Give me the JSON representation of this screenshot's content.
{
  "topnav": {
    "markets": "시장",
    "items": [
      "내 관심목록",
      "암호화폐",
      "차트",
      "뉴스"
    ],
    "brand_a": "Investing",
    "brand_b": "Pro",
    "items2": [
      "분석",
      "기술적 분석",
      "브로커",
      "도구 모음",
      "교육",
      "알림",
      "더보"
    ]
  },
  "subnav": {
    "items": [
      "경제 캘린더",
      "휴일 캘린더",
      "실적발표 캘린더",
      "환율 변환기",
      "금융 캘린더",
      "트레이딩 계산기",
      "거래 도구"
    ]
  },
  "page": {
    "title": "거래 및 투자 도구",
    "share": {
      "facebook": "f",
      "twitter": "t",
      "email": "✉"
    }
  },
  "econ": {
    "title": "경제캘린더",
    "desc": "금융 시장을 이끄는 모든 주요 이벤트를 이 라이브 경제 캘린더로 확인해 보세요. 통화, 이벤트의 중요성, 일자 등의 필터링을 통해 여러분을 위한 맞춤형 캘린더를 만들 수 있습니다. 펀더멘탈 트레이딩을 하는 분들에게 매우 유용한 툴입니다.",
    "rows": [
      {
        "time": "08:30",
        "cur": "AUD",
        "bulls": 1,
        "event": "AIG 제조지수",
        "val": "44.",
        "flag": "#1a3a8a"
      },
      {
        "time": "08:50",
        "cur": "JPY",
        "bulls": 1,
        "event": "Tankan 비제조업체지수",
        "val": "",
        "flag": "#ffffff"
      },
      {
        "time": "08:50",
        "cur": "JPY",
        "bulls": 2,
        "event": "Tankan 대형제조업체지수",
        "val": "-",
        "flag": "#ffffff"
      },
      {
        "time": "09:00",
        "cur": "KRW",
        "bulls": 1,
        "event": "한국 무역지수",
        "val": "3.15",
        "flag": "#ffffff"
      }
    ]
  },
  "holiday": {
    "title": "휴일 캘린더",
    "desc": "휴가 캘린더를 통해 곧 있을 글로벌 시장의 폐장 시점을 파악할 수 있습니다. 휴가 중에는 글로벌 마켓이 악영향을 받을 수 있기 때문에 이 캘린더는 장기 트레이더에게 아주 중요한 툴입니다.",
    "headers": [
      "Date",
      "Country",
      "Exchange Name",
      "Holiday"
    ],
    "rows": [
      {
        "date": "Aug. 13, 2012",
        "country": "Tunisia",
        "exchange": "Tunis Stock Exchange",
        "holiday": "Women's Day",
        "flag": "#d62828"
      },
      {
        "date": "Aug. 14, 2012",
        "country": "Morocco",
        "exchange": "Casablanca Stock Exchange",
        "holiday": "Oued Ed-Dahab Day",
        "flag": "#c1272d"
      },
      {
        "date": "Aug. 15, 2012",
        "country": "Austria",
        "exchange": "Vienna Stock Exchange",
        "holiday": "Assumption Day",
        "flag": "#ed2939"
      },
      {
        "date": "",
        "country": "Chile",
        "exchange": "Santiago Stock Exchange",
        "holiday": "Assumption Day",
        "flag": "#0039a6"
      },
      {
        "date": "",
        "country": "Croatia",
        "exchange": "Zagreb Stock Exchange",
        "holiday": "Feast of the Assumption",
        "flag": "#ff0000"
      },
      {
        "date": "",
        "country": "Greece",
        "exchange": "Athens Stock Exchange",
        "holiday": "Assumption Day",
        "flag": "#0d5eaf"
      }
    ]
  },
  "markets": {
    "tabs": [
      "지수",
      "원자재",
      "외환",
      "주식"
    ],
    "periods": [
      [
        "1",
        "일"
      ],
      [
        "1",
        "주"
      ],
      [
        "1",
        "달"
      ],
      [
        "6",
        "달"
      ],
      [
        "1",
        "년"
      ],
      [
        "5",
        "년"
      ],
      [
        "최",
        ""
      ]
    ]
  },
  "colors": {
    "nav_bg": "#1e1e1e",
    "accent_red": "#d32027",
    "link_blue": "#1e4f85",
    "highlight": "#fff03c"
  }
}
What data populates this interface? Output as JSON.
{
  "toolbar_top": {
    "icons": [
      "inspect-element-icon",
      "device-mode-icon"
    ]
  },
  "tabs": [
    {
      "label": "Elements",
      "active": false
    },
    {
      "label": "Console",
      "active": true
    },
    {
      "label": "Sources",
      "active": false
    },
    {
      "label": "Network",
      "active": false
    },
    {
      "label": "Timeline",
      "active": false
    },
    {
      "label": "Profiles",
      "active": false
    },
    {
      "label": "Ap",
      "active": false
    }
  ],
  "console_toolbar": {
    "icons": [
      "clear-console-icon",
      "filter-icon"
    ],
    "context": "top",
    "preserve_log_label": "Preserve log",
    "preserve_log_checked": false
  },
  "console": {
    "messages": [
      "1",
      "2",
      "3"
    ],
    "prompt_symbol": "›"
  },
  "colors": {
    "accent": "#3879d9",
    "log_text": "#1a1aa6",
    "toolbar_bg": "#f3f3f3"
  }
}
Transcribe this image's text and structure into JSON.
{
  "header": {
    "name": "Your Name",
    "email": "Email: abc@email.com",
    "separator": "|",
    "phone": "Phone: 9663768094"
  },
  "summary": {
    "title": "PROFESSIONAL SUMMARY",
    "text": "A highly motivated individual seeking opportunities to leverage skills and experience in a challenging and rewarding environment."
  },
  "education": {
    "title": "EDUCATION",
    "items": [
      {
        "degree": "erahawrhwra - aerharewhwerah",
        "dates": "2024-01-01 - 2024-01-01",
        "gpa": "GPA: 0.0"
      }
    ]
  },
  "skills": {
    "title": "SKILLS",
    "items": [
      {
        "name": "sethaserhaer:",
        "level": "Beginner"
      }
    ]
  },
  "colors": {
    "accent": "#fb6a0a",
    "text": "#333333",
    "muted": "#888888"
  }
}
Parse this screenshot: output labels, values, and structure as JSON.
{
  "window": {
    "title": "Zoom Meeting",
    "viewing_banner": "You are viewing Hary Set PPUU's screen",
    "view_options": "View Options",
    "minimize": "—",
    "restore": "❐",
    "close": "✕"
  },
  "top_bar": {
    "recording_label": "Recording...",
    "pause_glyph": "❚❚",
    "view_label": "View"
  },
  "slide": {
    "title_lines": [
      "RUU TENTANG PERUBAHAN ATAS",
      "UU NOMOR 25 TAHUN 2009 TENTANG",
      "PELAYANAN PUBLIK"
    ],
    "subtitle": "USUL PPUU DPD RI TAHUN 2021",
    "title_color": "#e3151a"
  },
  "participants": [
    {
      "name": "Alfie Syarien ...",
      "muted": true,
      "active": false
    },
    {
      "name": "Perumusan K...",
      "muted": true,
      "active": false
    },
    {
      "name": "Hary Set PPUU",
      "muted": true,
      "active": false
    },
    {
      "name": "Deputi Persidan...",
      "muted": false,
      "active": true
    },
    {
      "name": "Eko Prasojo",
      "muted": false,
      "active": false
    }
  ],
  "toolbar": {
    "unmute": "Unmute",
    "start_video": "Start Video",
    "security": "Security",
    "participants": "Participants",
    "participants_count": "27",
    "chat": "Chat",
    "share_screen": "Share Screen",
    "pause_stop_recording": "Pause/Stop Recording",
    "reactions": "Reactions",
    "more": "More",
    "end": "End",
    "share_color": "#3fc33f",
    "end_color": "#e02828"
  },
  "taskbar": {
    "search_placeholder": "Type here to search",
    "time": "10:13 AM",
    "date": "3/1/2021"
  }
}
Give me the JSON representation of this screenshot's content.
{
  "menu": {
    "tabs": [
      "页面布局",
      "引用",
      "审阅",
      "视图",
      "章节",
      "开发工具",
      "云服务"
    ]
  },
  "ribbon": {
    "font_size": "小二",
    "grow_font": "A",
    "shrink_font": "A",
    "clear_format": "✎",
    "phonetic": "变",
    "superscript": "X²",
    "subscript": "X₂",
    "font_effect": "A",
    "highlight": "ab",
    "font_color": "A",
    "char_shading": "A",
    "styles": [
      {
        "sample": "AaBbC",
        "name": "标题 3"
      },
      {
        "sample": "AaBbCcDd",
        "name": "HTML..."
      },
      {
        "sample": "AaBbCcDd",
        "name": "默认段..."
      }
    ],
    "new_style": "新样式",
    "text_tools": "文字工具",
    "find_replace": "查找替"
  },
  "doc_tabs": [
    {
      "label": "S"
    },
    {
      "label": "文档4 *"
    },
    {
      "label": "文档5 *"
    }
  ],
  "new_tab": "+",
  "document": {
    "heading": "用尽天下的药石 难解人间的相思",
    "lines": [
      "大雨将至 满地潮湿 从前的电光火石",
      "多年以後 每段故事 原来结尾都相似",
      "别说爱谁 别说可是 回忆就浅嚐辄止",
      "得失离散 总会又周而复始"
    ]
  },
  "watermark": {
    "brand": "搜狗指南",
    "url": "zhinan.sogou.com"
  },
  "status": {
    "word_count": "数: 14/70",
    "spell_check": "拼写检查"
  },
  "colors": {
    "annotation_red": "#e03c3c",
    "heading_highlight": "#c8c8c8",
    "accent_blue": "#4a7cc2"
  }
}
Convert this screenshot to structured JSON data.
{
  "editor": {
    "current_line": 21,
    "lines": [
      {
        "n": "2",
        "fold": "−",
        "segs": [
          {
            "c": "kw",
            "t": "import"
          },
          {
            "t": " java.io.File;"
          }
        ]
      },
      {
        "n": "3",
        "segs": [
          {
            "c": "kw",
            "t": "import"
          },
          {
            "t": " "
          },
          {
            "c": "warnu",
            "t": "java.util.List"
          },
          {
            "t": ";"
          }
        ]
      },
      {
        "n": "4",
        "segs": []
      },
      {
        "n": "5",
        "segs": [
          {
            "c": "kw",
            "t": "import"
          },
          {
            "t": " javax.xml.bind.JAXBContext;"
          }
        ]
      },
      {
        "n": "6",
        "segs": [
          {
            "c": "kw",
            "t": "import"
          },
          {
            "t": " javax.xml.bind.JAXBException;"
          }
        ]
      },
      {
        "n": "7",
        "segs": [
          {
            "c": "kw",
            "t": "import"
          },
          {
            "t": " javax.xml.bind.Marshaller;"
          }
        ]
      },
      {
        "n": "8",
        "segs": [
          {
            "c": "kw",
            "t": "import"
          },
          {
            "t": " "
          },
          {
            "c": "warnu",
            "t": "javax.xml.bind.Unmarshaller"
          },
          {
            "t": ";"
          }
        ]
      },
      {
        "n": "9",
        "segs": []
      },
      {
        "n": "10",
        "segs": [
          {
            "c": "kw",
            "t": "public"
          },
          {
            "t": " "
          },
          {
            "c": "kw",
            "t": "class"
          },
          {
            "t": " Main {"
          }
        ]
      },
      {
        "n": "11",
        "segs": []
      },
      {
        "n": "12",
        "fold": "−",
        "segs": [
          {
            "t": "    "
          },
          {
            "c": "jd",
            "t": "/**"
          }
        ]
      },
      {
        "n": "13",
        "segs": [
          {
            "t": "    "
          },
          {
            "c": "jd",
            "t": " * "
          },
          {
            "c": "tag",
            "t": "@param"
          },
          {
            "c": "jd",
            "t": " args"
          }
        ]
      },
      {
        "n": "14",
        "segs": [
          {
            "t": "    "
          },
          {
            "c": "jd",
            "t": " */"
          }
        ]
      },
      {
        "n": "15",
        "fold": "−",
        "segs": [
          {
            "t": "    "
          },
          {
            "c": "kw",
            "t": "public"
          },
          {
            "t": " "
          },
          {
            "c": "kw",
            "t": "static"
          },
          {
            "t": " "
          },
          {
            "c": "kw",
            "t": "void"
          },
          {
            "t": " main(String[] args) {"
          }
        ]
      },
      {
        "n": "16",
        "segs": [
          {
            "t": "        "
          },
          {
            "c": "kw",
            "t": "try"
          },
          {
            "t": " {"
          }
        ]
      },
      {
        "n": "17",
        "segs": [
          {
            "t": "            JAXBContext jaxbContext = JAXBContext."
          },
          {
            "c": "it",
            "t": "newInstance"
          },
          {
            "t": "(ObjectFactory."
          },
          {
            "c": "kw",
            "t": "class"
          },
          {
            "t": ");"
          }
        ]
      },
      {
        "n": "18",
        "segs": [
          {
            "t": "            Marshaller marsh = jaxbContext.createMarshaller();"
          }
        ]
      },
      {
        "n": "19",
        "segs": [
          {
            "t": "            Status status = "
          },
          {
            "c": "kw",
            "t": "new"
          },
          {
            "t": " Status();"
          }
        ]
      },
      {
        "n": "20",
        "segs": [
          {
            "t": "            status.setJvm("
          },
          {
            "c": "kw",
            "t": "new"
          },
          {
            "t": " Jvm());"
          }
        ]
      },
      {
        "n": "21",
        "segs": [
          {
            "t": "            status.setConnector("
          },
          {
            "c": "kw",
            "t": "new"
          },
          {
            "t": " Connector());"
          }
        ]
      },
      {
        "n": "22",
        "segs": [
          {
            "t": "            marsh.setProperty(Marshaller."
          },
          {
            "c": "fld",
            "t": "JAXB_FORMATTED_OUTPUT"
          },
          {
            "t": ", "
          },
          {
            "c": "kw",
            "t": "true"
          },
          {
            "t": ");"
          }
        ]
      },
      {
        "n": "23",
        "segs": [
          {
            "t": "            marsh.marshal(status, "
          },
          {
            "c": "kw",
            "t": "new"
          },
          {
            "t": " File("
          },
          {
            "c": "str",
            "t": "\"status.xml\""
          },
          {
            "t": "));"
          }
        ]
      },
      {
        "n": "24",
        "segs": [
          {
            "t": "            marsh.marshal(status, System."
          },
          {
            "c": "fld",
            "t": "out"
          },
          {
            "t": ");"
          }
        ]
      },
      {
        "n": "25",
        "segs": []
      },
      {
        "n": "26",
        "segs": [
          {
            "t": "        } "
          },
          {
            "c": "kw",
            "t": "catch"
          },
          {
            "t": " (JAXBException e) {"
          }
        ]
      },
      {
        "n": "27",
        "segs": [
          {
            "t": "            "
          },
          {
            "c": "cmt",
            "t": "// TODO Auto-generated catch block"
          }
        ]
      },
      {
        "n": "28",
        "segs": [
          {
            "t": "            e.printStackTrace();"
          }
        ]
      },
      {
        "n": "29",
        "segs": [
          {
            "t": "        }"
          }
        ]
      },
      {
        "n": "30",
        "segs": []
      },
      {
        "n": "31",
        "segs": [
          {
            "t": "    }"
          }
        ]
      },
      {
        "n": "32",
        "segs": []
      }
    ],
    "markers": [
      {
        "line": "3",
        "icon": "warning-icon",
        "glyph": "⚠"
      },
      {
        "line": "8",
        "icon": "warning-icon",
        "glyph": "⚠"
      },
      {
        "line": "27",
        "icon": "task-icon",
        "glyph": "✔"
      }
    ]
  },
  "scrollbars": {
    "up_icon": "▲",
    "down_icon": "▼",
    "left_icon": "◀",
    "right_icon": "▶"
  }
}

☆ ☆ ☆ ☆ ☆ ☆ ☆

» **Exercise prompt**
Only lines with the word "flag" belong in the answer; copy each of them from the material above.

» **Solved exercise**
        "flag": "#1a3a8a"
        "flag": "#ffffff"
        "flag": "#ffffff"
        "flag": "#ffffff"
        "flag": "#d62828"
        "flag": "#c1272d"
        "flag": "#ed2939"
        "flag": "#0039a6"
        "flag": "#ff0000"
        "flag": "#0d5eaf"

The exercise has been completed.